App and web page records
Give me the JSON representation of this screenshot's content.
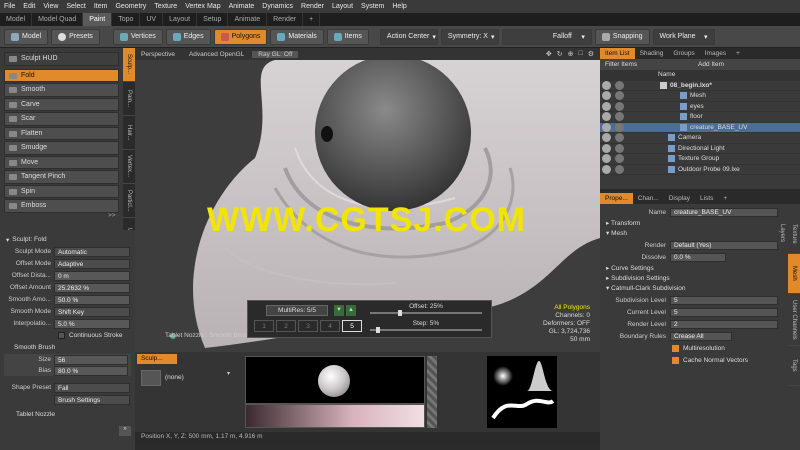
{
  "menu": [
    "File",
    "Edit",
    "View",
    "Select",
    "Item",
    "Geometry",
    "Texture",
    "Vertex Map",
    "Animate",
    "Dynamics",
    "Render",
    "Layout",
    "System",
    "Help"
  ],
  "layout_tabs": [
    {
      "label": "Model",
      "active": false
    },
    {
      "label": "Model Quad",
      "active": false
    },
    {
      "label": "Paint",
      "active": true
    },
    {
      "label": "Topo",
      "active": false
    },
    {
      "label": "UV",
      "active": false
    },
    {
      "label": "Layout",
      "active": false
    },
    {
      "label": "Setup",
      "active": false
    },
    {
      "label": "Animate",
      "active": false
    },
    {
      "label": "Render",
      "active": false
    },
    {
      "label": "+",
      "active": false
    }
  ],
  "toolbar": {
    "model": "Model",
    "presets": "Presets",
    "vertices": "Vertices",
    "edges": "Edges",
    "polygons": "Polygons",
    "materials": "Materials",
    "items": "Items",
    "action_center": "Action Center",
    "symmetry": "Symmetry: X",
    "falloff": "Falloff",
    "snapping": "Snapping",
    "work_plane": "Work Plane"
  },
  "sculpt": {
    "hud_label": "Sculpt HUD",
    "tools": [
      {
        "label": "Fold",
        "active": true
      },
      {
        "label": "Smooth",
        "active": false
      },
      {
        "label": "Carve",
        "active": false
      },
      {
        "label": "Scar",
        "active": false
      },
      {
        "label": "Flatten",
        "active": false
      },
      {
        "label": "Smudge",
        "active": false
      },
      {
        "label": "Move",
        "active": false
      },
      {
        "label": "Tangent Pinch",
        "active": false
      },
      {
        "label": "Spin",
        "active": false
      },
      {
        "label": "Emboss",
        "active": false
      }
    ],
    "vtabs": [
      {
        "label": "Sculp...",
        "active": true
      },
      {
        "label": "Pain...",
        "active": false
      },
      {
        "label": "Hair...",
        "active": false
      },
      {
        "label": "Vertex...",
        "active": false
      },
      {
        "label": "Particl...",
        "active": false
      },
      {
        "label": "Util...",
        "active": false
      }
    ],
    "vtabs_more": ">>"
  },
  "tool_props": {
    "header": "Sculpt: Fold",
    "rows": [
      {
        "label": "Sculpt Mode",
        "value": "Automatic"
      },
      {
        "label": "Offset Mode",
        "value": "Adaptive"
      },
      {
        "label": "Offset Dista...",
        "value": "0 m"
      },
      {
        "label": "Offset Amount",
        "value": "25.2632 %"
      },
      {
        "label": "Smooth Amo...",
        "value": "50.0 %"
      },
      {
        "label": "Smooth Mode",
        "value": "Shift Key"
      },
      {
        "label": "Interpolatio...",
        "value": "5.0 %"
      }
    ],
    "continuous_stroke": "Continuous Stroke",
    "smooth_brush": "Smooth Brush",
    "size_label": "Size",
    "size_value": "56",
    "bias_label": "Bias",
    "bias_value": "80.0 %",
    "shape_preset_label": "Shape Preset",
    "shape_preset_value": "Fall",
    "brush_settings": "Brush Settings",
    "tablet_nozzle": "Tablet Nozzle"
  },
  "viewport": {
    "tabs": [
      "Perspective",
      "Advanced OpenGL",
      "Ray GL: Off"
    ],
    "watermark": "WWW.CGTSJ.COM",
    "info": {
      "selection": "All Polygons",
      "channels": "Channels: 0",
      "deformers": "Deformers: OFF",
      "gl": "GL: 3,724,736",
      "size": "50 mm"
    },
    "nozzle": "Tablet Nozzle : Smooth Brush : sculpt fold",
    "multires": "MultiRes: 5/5",
    "offset_label": "Offset:",
    "offset_value": "25%",
    "step_label": "Step:",
    "step_value": "5%",
    "levels": [
      "1",
      "2",
      "3",
      "4",
      "5"
    ],
    "active_level": "5"
  },
  "bottom": {
    "tab": "Sculp...",
    "brush_none": "(none)",
    "status": "Position X, Y, Z:   500 mm,  1.17 m,  4.916 m"
  },
  "items_panel": {
    "tabs": [
      "Item List",
      "Shading",
      "Groups",
      "Images",
      "+"
    ],
    "filter": "Filter Items",
    "add_item": "Add Item",
    "col_name": "Name",
    "items": [
      {
        "label": "08_begin.lxo*",
        "selected": false
      },
      {
        "label": "Mesh",
        "selected": false
      },
      {
        "label": "eyes",
        "selected": false
      },
      {
        "label": "floor",
        "selected": false
      },
      {
        "label": "creature_BASE_UV",
        "selected": true
      },
      {
        "label": "Camera",
        "selected": false
      },
      {
        "label": "Directional Light",
        "selected": false
      },
      {
        "label": "Texture Group",
        "selected": false
      },
      {
        "label": "Outdoor Probe 09.lxe",
        "selected": false
      }
    ]
  },
  "properties_panel": {
    "tabs": [
      "Prope...",
      "Chan...",
      "Display",
      "Lists",
      "+"
    ],
    "name_label": "Name",
    "name_value": "creature_BASE_UV",
    "sections": [
      "Transform",
      "Mesh"
    ],
    "render_label": "Render",
    "render_value": "Default (Yes)",
    "dissolve_label": "Dissolve",
    "dissolve_value": "0.0 %",
    "curve_settings": "Curve Settings",
    "subdivision_settings": "Subdivision Settings",
    "catmull": "Catmull-Clark Subdivision",
    "sub_level_label": "Subdivision Level",
    "sub_level_value": "5",
    "cur_level_label": "Current Level",
    "cur_level_value": "5",
    "render_level_label": "Render Level",
    "render_level_value": "2",
    "boundary_label": "Boundary Rules",
    "boundary_value": "Crease All",
    "multires": "Multiresolution",
    "cache": "Cache Normal Vectors",
    "side_tabs": [
      "Texture Layers",
      "Mesh",
      "User Channels",
      "Tags"
    ]
  },
  "colors": {
    "accent": "#e08a2c",
    "selection": "#4b6d9a",
    "watermark": "#f2e600"
  }
}
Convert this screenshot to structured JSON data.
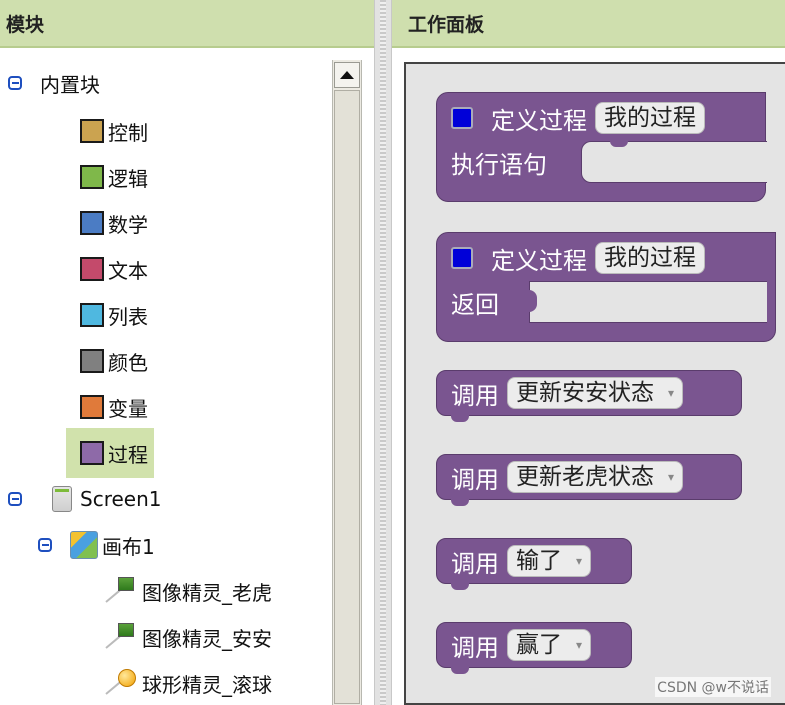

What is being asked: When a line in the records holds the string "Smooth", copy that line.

Exercise result:
        "label": "Smooth",
        "label": "Smooth Amo...",
        "label": "Smooth Mode",
    "smooth_brush": "Smooth Brush",
    "nozzle": "Tablet Nozzle : Smooth Brush : sculpt fold",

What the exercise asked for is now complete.